Records contained in a dataset:
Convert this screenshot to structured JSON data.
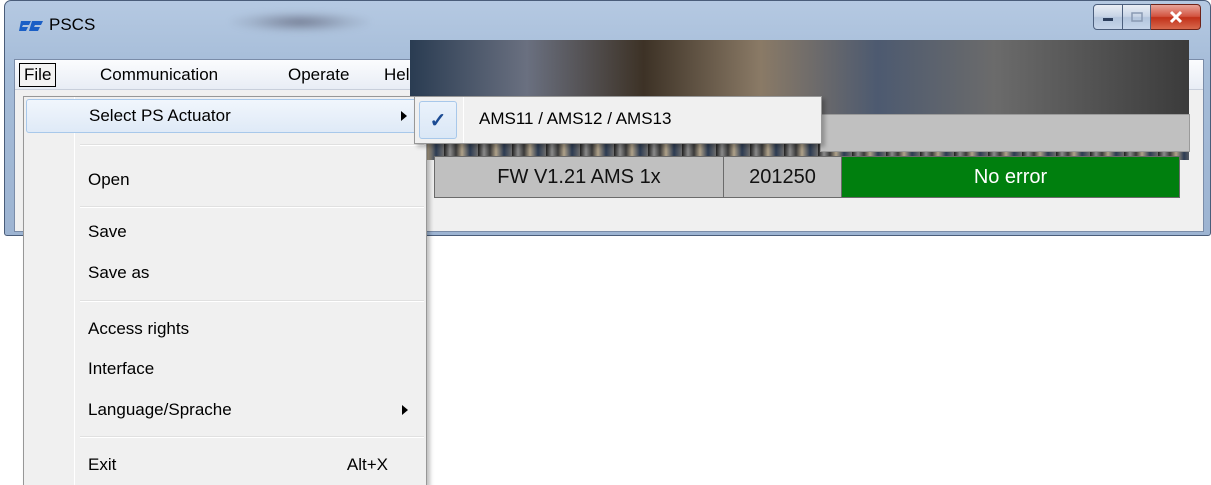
{
  "window": {
    "title": "PSCS",
    "controls": {
      "minimize": "minimize-icon",
      "maximize": "maximize-icon",
      "close": "close-icon"
    }
  },
  "menubar": {
    "items": [
      {
        "label": "File"
      },
      {
        "label": "Communication"
      },
      {
        "label": "Operate"
      },
      {
        "label": "Help"
      }
    ]
  },
  "file_menu": {
    "items": [
      {
        "label": "Select PS Actuator",
        "submenu": true
      },
      {
        "label": "Open"
      },
      {
        "label": "Save"
      },
      {
        "label": "Save as"
      },
      {
        "label": "Access rights"
      },
      {
        "label": "Interface"
      },
      {
        "label": "Language/Sprache",
        "submenu": true
      },
      {
        "label": "Exit",
        "shortcut": "Alt+X"
      }
    ]
  },
  "submenu": {
    "items": [
      {
        "label": "AMS11 / AMS12 / AMS13",
        "checked": true,
        "check_glyph": "✓"
      }
    ]
  },
  "status": {
    "firmware": "FW  V1.21 AMS 1x",
    "number": "201250",
    "error": "No error"
  },
  "colors": {
    "status_ok": "#007f0e",
    "menu_hover_border": "#a8c8ea",
    "check_color": "#1c4b93"
  }
}
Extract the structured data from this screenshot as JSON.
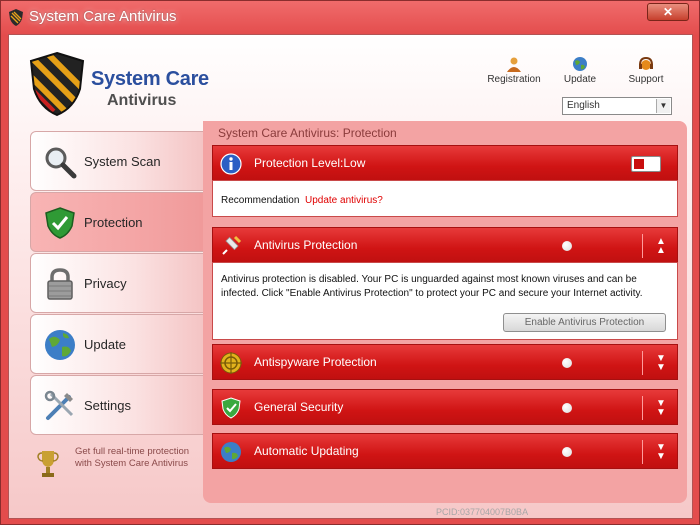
{
  "window": {
    "title": "System Care Antivirus",
    "close_label": "✕"
  },
  "logo": {
    "line1": "System Care",
    "line2": "Antivirus"
  },
  "toplinks": [
    {
      "label": "Registration",
      "icon": "user-icon"
    },
    {
      "label": "Update",
      "icon": "globe-icon"
    },
    {
      "label": "Support",
      "icon": "support-icon"
    }
  ],
  "language": {
    "selected": "English"
  },
  "sidebar": {
    "items": [
      {
        "label": "System Scan",
        "icon": "magnifier-icon",
        "active": false
      },
      {
        "label": "Protection",
        "icon": "shield-check-icon",
        "active": true
      },
      {
        "label": "Privacy",
        "icon": "padlock-icon",
        "active": false
      },
      {
        "label": "Update",
        "icon": "globe-icon",
        "active": false
      },
      {
        "label": "Settings",
        "icon": "tools-icon",
        "active": false
      }
    ],
    "promo": "Get full real-time protection with System Care Antivirus"
  },
  "panel": {
    "title": "System Care Antivirus: Protection",
    "protection_level": "Protection Level:Low",
    "recommendation_label": "Recommendation",
    "recommendation_link": "Update antivirus?",
    "sections": [
      {
        "label": "Antivirus Protection",
        "expanded": true,
        "description": "Antivirus protection is disabled. Your PC is unguarded against most known viruses and can be infected. Click \"Enable Antivirus Protection\" to protect your PC and secure your Internet activity.",
        "button": "Enable Antivirus Protection"
      },
      {
        "label": "Antispyware Protection",
        "expanded": false
      },
      {
        "label": "General Security",
        "expanded": false
      },
      {
        "label": "Automatic Updating",
        "expanded": false
      }
    ]
  },
  "footer": {
    "pcid": "PCID:037704007B0BA"
  },
  "colors": {
    "accent_red": "#d01414",
    "panel_pink": "#f3a3a3",
    "logo_blue": "#2b4f9e",
    "link_red": "#e00000"
  }
}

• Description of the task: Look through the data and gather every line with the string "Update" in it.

• Final answer:
      "label": "Update",
        "label": "Update",
    "recommendation_link": "Update antivirus?",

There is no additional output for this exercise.